DIRECTIONS: Return the full set of entries precisely. Do not carry over any pictures.

Data records:
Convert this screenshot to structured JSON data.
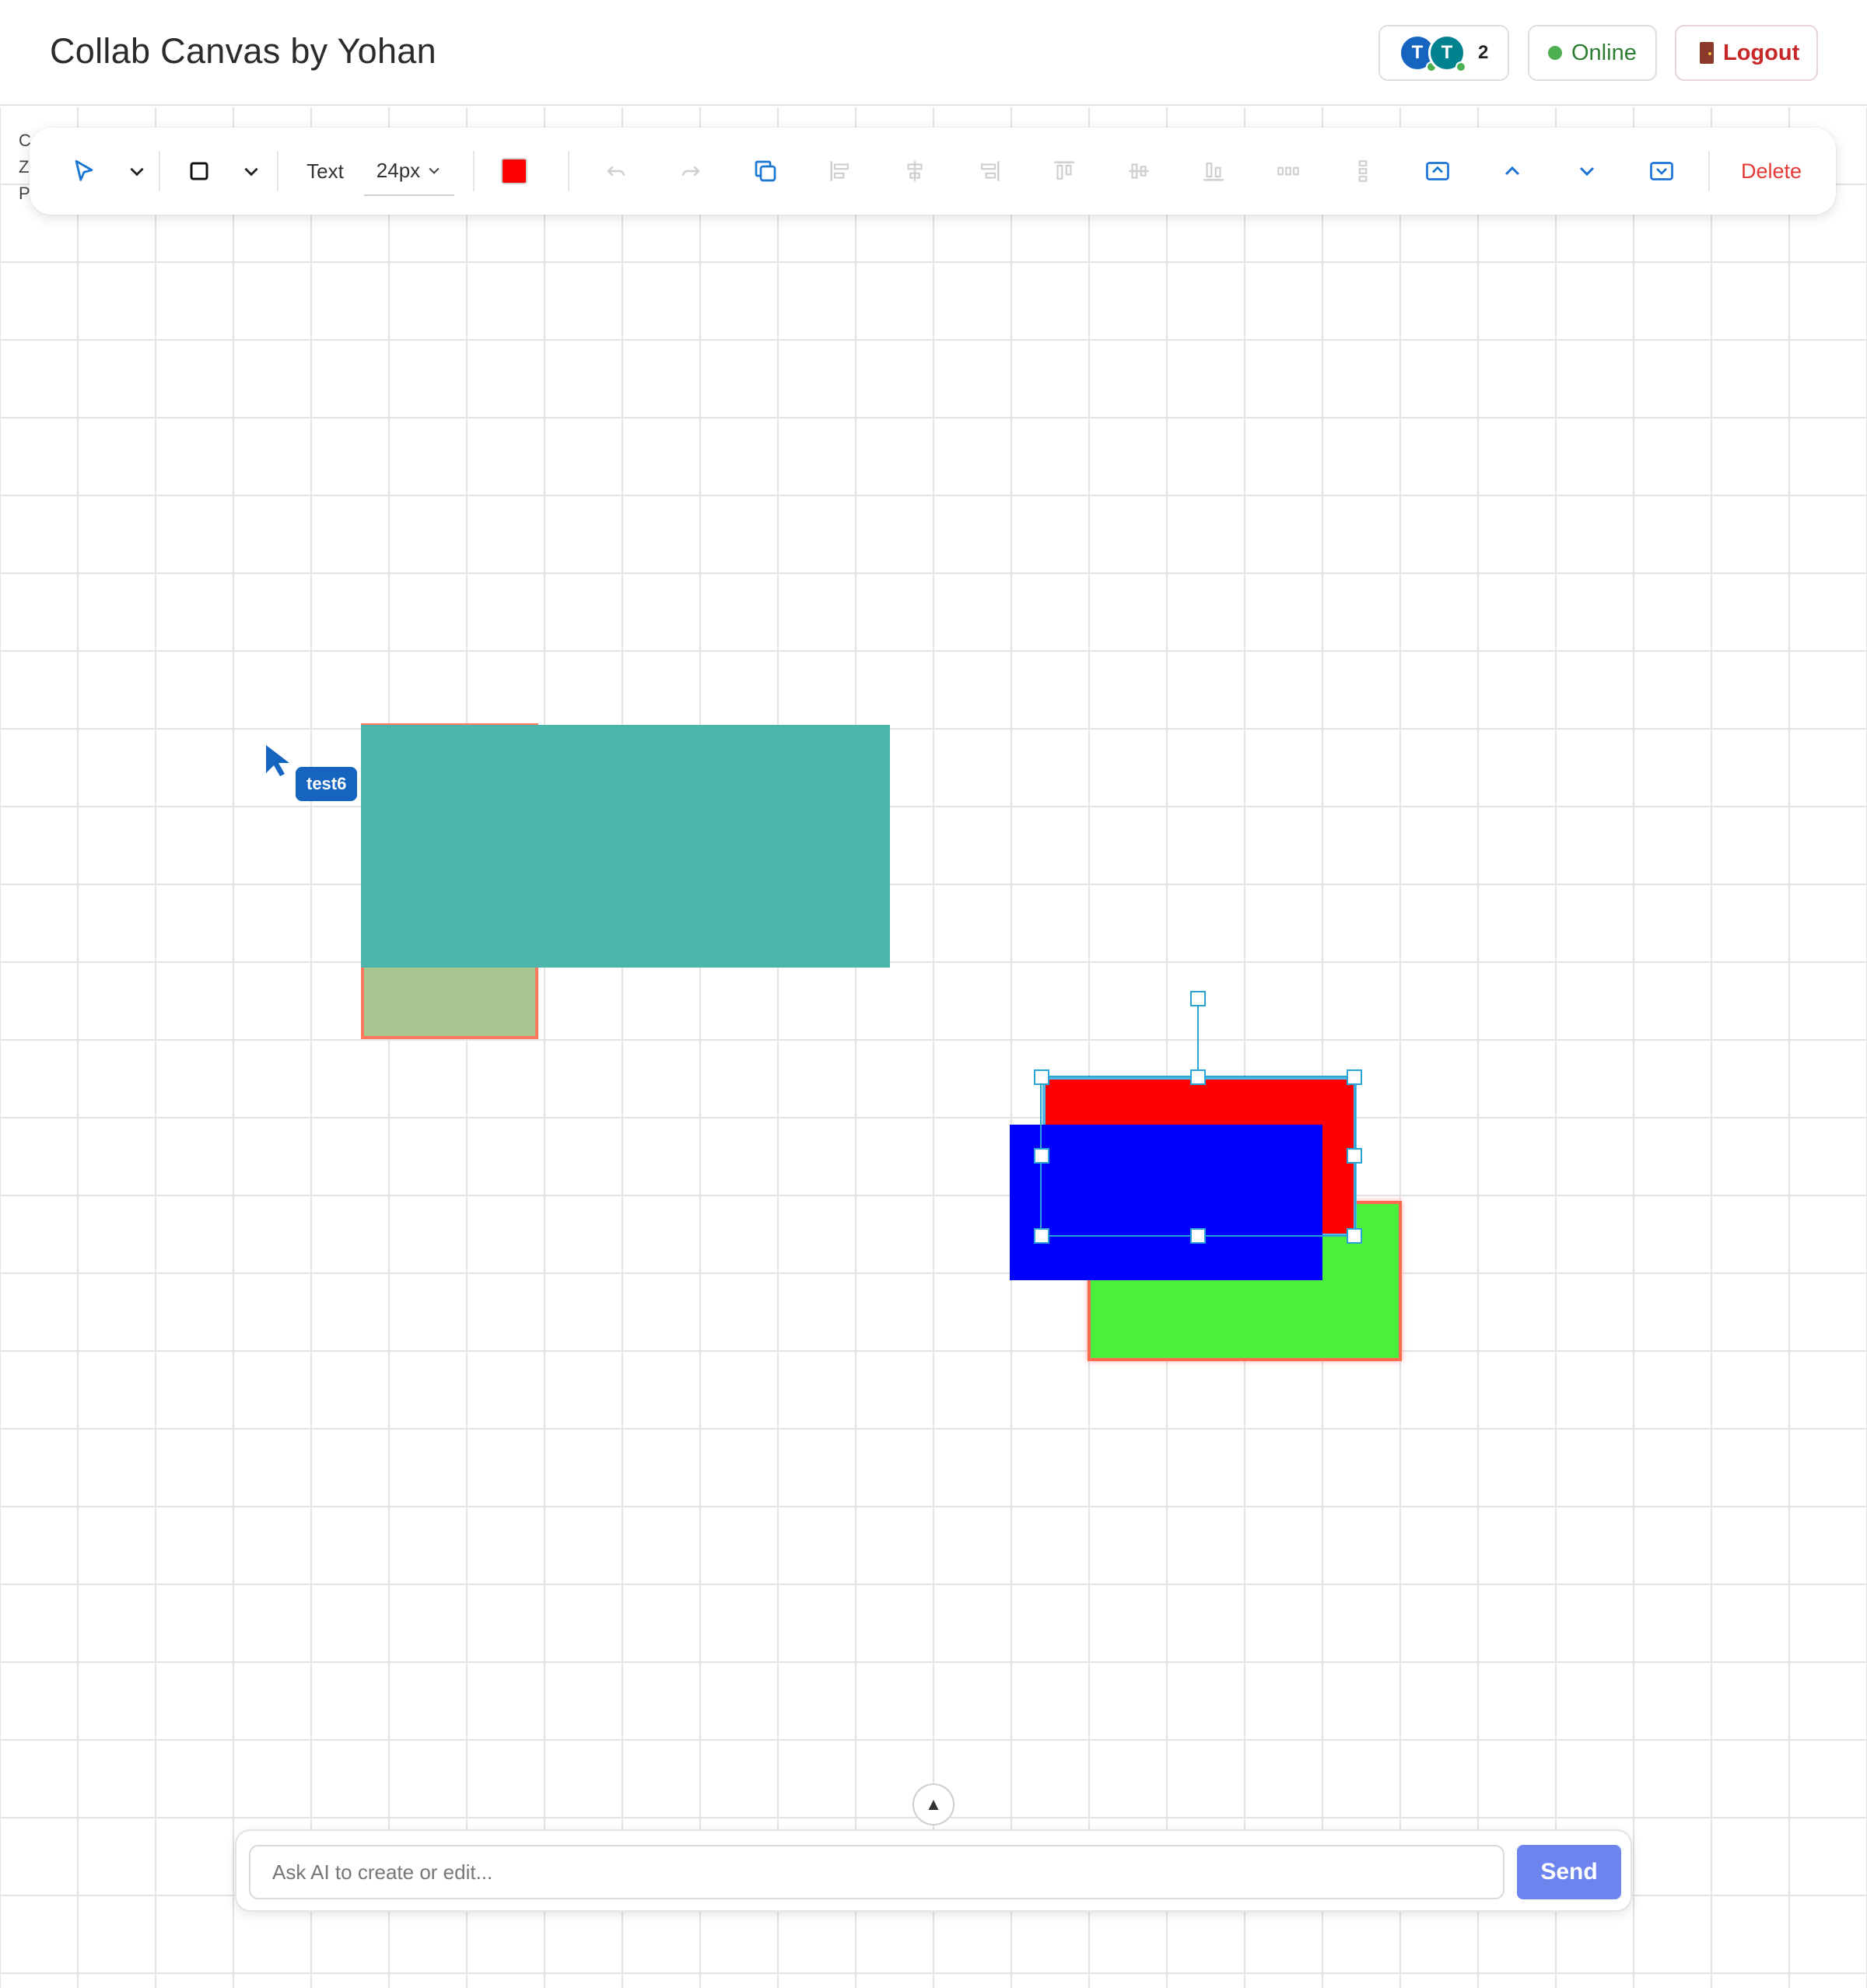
{
  "header": {
    "title": "Collab Canvas by Yohan",
    "presence": {
      "avatars": [
        {
          "initial": "T",
          "color": "#1565c0"
        },
        {
          "initial": "T",
          "color": "#00838f"
        }
      ],
      "count": "2"
    },
    "status": {
      "label": "Online",
      "color": "#4caf50"
    },
    "logout_label": "Logout"
  },
  "side_info": [
    "C",
    "Z",
    "P"
  ],
  "toolbar": {
    "tools": {
      "select_icon": "cursor-arrow-icon",
      "select_dropdown_icon": "chevron-down-icon",
      "shape_icon": "rectangle-icon",
      "shape_dropdown_icon": "chevron-down-icon"
    },
    "text_label": "Text",
    "font_size": "24px",
    "fill_color": "#ff0000",
    "actions": [
      {
        "name": "undo-icon",
        "enabled": false
      },
      {
        "name": "redo-icon",
        "enabled": false
      },
      {
        "name": "duplicate-icon",
        "enabled": true
      },
      {
        "name": "align-left-icon",
        "enabled": false
      },
      {
        "name": "align-center-horizontal-icon",
        "enabled": false
      },
      {
        "name": "align-right-icon",
        "enabled": false
      },
      {
        "name": "align-top-icon",
        "enabled": false
      },
      {
        "name": "align-middle-vertical-icon",
        "enabled": false
      },
      {
        "name": "align-bottom-icon",
        "enabled": false
      },
      {
        "name": "distribute-horizontal-icon",
        "enabled": false
      },
      {
        "name": "distribute-vertical-icon",
        "enabled": false
      },
      {
        "name": "bring-to-front-icon",
        "enabled": true
      },
      {
        "name": "bring-forward-icon",
        "enabled": true
      },
      {
        "name": "send-backward-icon",
        "enabled": true
      },
      {
        "name": "send-to-back-icon",
        "enabled": true
      }
    ],
    "delete_label": "Delete"
  },
  "canvas": {
    "shapes": [
      {
        "name": "olive-rectangle",
        "fill": "#a8c690",
        "stroke": "#ff7a5c"
      },
      {
        "name": "teal-rectangle",
        "fill": "#4db6ac",
        "stroke": "none"
      },
      {
        "name": "green-rectangle",
        "fill": "#4cef3c",
        "stroke": "#ff6b4f"
      },
      {
        "name": "red-rectangle",
        "fill": "#ff0000",
        "stroke": "#4fb8e8"
      },
      {
        "name": "blue-rectangle",
        "fill": "#0000ff",
        "stroke": "none"
      }
    ],
    "remote_cursor": {
      "user": "test6",
      "color": "#1565c0"
    },
    "selection_color": "#29a3d6"
  },
  "ai": {
    "collapse_symbol": "▲",
    "placeholder": "Ask AI to create or edit...",
    "send_label": "Send"
  }
}
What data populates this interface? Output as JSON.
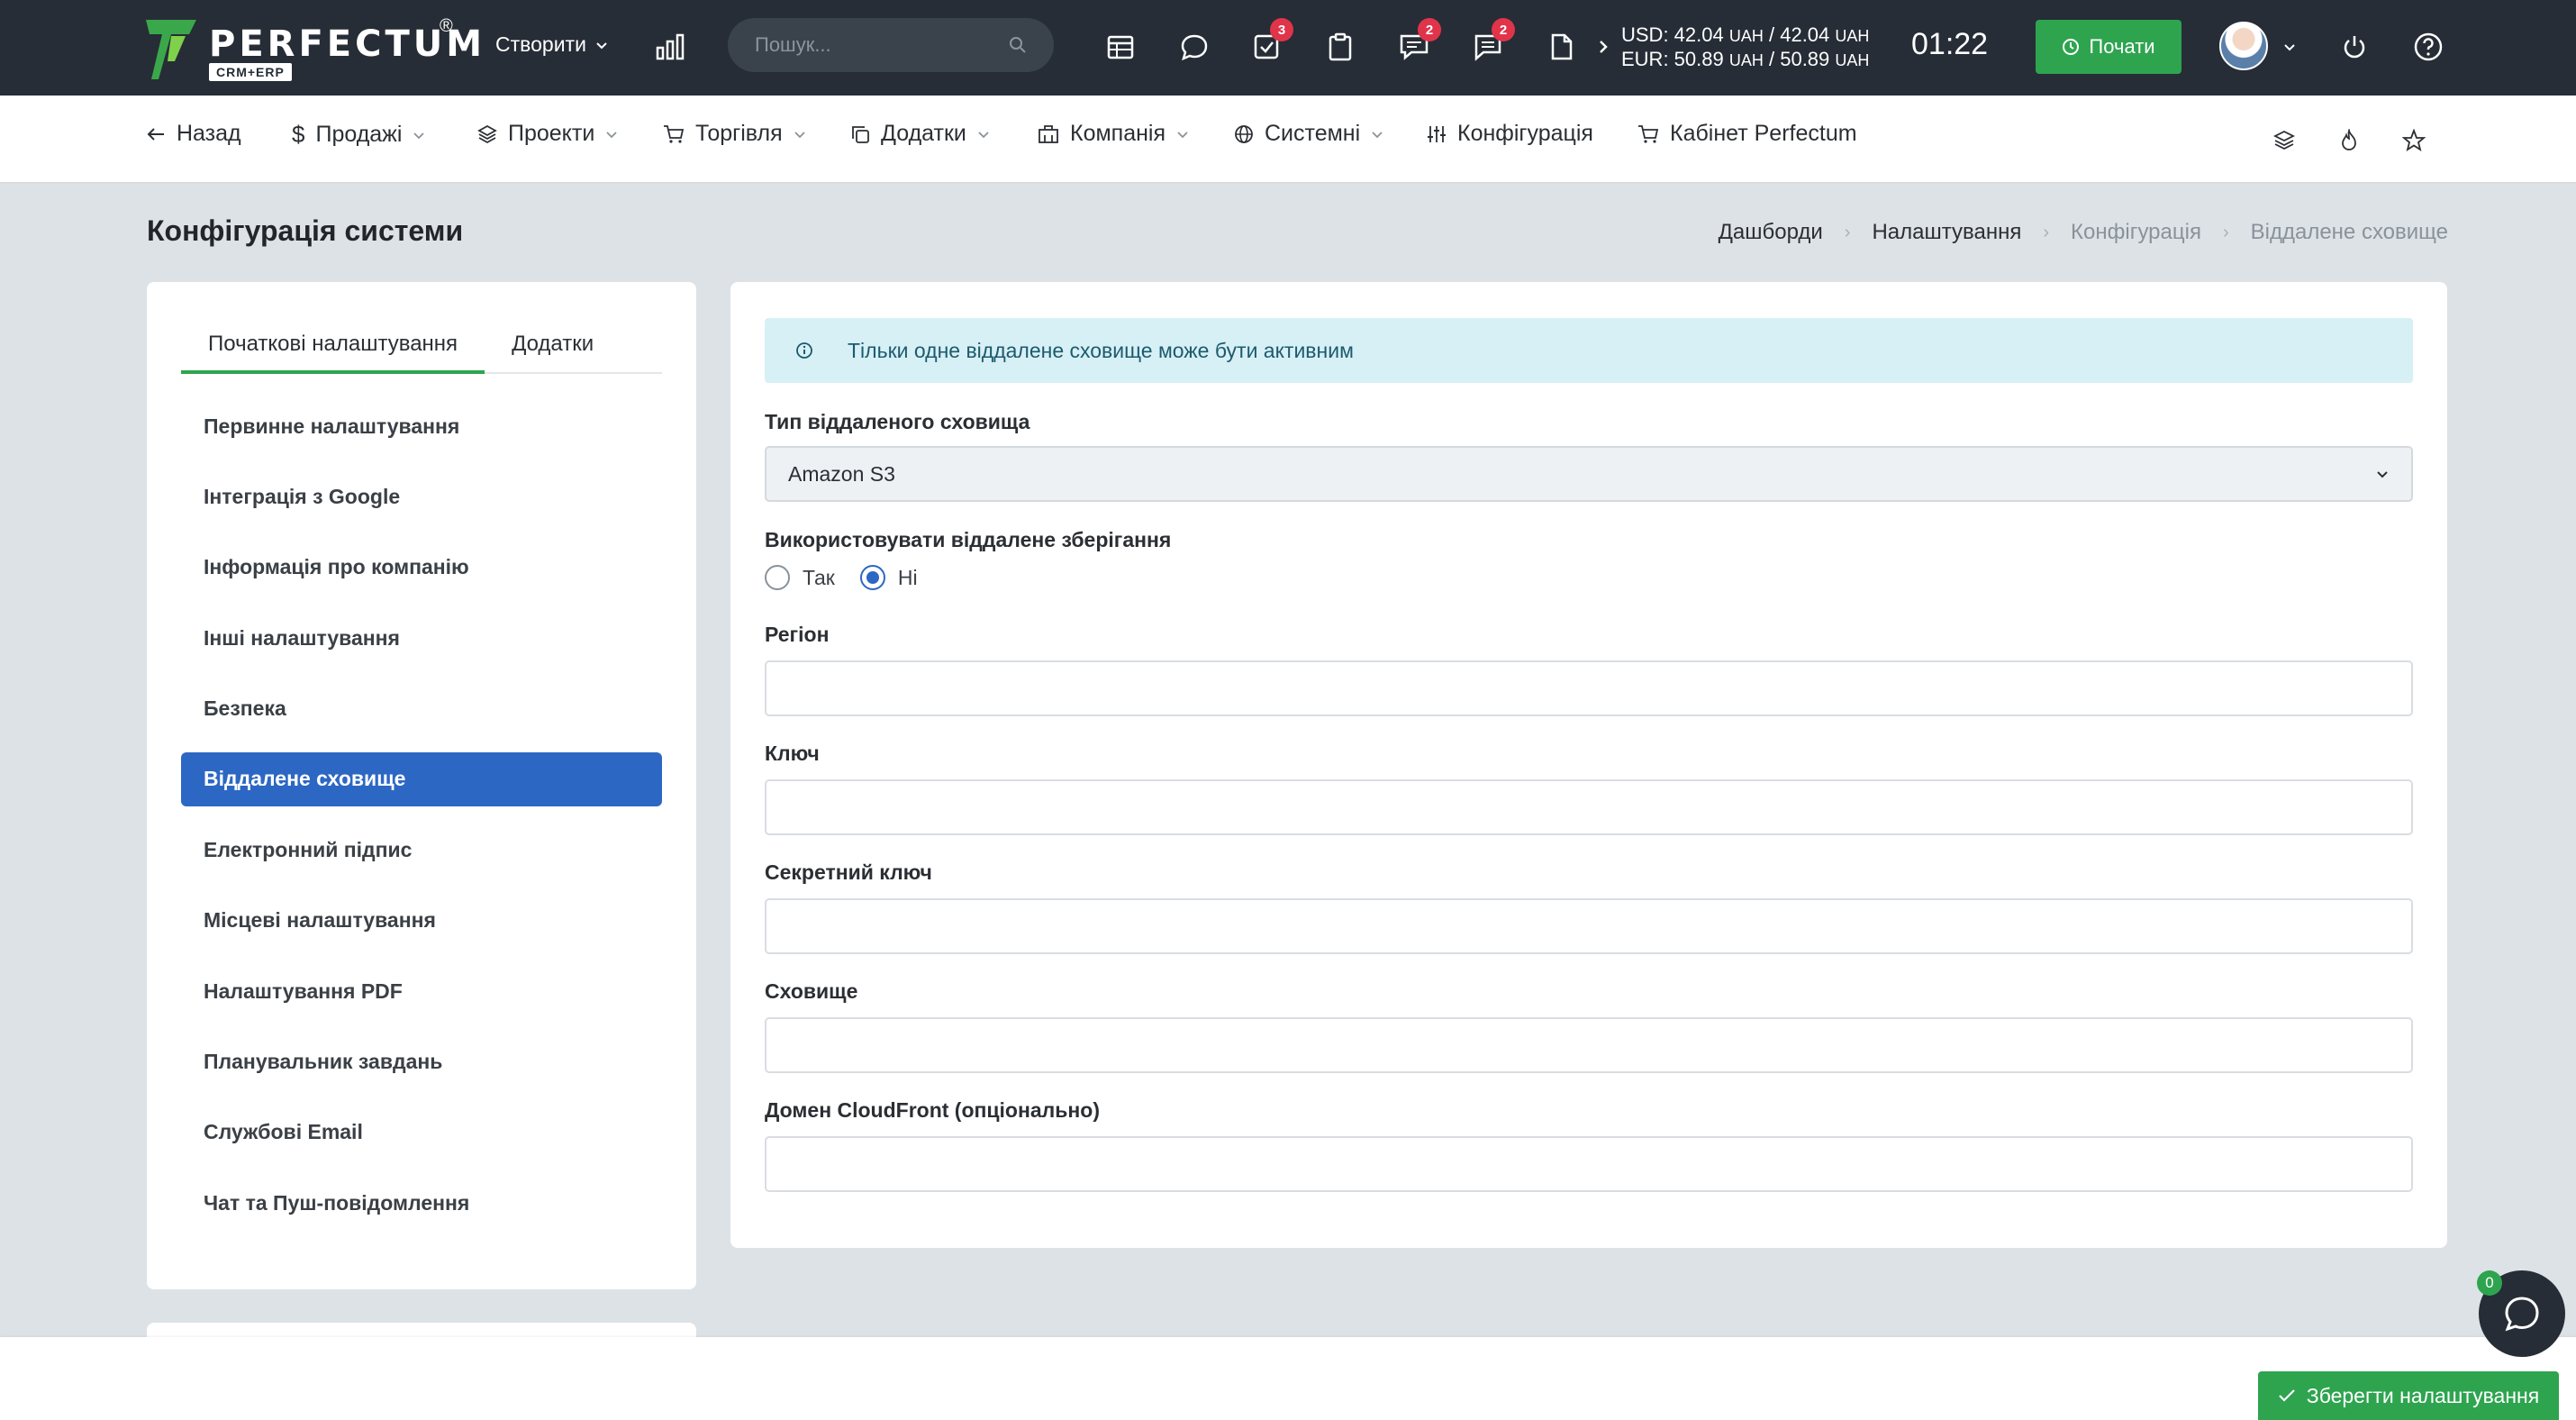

OUTPUT:
Convert this screenshot to structured JSON data.
{
  "header": {
    "title": "Collab Canvas by Yohan",
    "presence": {
      "avatars": [
        {
          "initial": "T",
          "color": "#1565c0"
        },
        {
          "initial": "T",
          "color": "#00838f"
        }
      ],
      "count": "2"
    },
    "status": {
      "label": "Online",
      "color": "#4caf50"
    },
    "logout_label": "Logout"
  },
  "side_info": [
    "C",
    "Z",
    "P"
  ],
  "toolbar": {
    "tools": {
      "select_icon": "cursor-arrow-icon",
      "select_dropdown_icon": "chevron-down-icon",
      "shape_icon": "rectangle-icon",
      "shape_dropdown_icon": "chevron-down-icon"
    },
    "text_label": "Text",
    "font_size": "24px",
    "fill_color": "#ff0000",
    "actions": [
      {
        "name": "undo-icon",
        "enabled": false
      },
      {
        "name": "redo-icon",
        "enabled": false
      },
      {
        "name": "duplicate-icon",
        "enabled": true
      },
      {
        "name": "align-left-icon",
        "enabled": false
      },
      {
        "name": "align-center-horizontal-icon",
        "enabled": false
      },
      {
        "name": "align-right-icon",
        "enabled": false
      },
      {
        "name": "align-top-icon",
        "enabled": false
      },
      {
        "name": "align-middle-vertical-icon",
        "enabled": false
      },
      {
        "name": "align-bottom-icon",
        "enabled": false
      },
      {
        "name": "distribute-horizontal-icon",
        "enabled": false
      },
      {
        "name": "distribute-vertical-icon",
        "enabled": false
      },
      {
        "name": "bring-to-front-icon",
        "enabled": true
      },
      {
        "name": "bring-forward-icon",
        "enabled": true
      },
      {
        "name": "send-backward-icon",
        "enabled": true
      },
      {
        "name": "send-to-back-icon",
        "enabled": true
      }
    ],
    "delete_label": "Delete"
  },
  "canvas": {
    "shapes": [
      {
        "name": "olive-rectangle",
        "fill": "#a8c690",
        "stroke": "#ff7a5c"
      },
      {
        "name": "teal-rectangle",
        "fill": "#4db6ac",
        "stroke": "none"
      },
      {
        "name": "green-rectangle",
        "fill": "#4cef3c",
        "stroke": "#ff6b4f"
      },
      {
        "name": "red-rectangle",
        "fill": "#ff0000",
        "stroke": "#4fb8e8"
      },
      {
        "name": "blue-rectangle",
        "fill": "#0000ff",
        "stroke": "none"
      }
    ],
    "remote_cursor": {
      "user": "test6",
      "color": "#1565c0"
    },
    "selection_color": "#29a3d6"
  },
  "ai": {
    "collapse_symbol": "▲",
    "placeholder": "Ask AI to create or edit...",
    "send_label": "Send"
  }
}
What data populates this interface? Output as JSON.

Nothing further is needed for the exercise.